- _Exercise instructions_
Determine the number of lines in the data that contain "Trading", and write only that number.

- _Input data_
▬▬▬▬▬▬

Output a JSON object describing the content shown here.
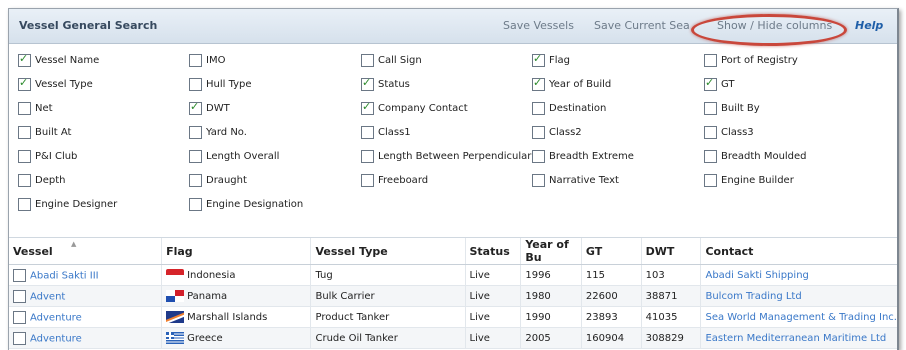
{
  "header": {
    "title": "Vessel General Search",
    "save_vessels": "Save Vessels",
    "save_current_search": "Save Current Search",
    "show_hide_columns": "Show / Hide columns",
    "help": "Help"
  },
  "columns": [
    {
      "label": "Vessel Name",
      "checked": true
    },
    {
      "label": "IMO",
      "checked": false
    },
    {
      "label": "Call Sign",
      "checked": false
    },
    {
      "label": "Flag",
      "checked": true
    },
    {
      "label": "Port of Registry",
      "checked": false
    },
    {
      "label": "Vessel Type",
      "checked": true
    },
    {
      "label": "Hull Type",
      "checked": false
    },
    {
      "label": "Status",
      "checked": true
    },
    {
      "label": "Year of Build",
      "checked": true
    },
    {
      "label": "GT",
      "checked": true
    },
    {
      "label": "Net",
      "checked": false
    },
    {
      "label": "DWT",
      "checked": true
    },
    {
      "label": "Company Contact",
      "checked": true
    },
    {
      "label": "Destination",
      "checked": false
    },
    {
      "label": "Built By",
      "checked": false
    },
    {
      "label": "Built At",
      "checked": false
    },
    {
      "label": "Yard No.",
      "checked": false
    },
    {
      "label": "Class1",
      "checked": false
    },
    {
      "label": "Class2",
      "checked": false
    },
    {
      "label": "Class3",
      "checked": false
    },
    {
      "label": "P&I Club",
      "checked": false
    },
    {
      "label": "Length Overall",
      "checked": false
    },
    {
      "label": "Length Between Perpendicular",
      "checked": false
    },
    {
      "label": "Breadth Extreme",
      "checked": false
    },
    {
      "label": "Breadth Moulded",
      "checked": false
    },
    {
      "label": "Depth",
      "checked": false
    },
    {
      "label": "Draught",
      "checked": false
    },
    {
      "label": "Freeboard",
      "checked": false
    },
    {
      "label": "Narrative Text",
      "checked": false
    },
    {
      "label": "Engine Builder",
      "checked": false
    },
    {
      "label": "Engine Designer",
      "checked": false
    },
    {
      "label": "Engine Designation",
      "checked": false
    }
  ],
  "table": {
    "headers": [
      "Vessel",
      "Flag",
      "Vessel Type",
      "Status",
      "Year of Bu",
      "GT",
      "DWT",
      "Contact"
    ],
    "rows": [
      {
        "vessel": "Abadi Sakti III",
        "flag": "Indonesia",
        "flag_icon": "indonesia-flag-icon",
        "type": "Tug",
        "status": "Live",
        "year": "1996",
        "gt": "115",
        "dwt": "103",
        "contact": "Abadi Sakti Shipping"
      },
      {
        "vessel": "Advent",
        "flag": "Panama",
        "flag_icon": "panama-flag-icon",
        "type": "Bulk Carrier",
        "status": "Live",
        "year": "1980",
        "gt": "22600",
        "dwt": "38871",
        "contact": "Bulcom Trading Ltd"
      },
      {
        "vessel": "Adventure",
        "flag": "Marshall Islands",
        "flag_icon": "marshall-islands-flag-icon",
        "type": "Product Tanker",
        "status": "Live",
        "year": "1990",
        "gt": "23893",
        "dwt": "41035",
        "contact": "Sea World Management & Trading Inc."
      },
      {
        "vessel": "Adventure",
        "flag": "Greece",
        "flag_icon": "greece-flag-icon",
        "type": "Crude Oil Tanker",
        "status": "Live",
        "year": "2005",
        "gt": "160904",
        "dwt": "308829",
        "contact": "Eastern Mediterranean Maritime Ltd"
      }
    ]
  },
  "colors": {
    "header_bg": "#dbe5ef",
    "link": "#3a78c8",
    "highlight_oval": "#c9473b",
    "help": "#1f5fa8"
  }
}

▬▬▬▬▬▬

- _Answer box_
2